On Monday morning, a group of advocates from the Calgary Alliance for the Common Good gathered outside city hall to show their support for the Green Line.
Some Calgarians who spoke at the public hearing said they worried about the impact of the transit project on Prince’s Island Park and properties near the river, while others urged council not to risk pushing the Green Line even further into the future by reconsidering pieces of the final plan now.
Ahead of Monday’s meeting, Coun. Jeff Davison said in an interview that he supports an alignment that’s more “purposely thoughtful” for the north.
He said the proposal isn’t intended to align with a group of business figures who call themselves an “ad hoc committee” who are advocating for the Green Line to stop downtown. That group also wants to stop plans for the Green Line to tunnel underground.
“I have to make a justifiable call on what we should do for the benefit of all Calgarians, not for people who have an opinion,” Davison said.
“I hope I’m not getting bucketed into that because it is that, one opinion. And that’s great, thank you very much for your contribution.”
Gondek also asked city officials why the Green Line can’t get across the Bow River on the existing Centre Street Bridge instead of building a brand new river crossing.

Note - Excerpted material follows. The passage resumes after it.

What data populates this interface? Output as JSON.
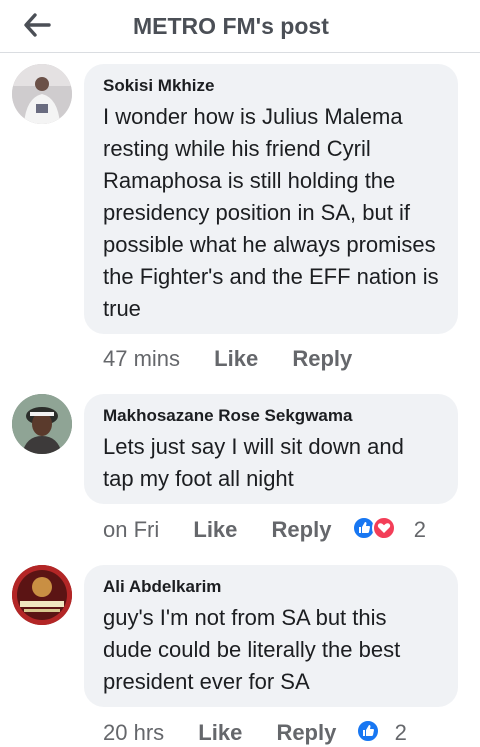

Thompson said that option has been looked at in the past, but making enough room for two lanes of LRT and two lanes of traffic for LRT on the Centre Street Bridge would mean reconstructing it to make it wider, as well as adding an additional pedestrian bridge next to it.
The provincial and federal governments have promised about $1.5 billion each for the Green Line, and Mayor Naheed Nenshi said that’s “the largest source of dedicated funding we’ve ever had for an individual project.”
Nenshi said putting off crossing the Bow River goes against the strategy for making sure transit continues to get built across the city.
“The philosophy has always been build the expensive part first so that construction never really stops. You continue to build station by station in the north and in the south.”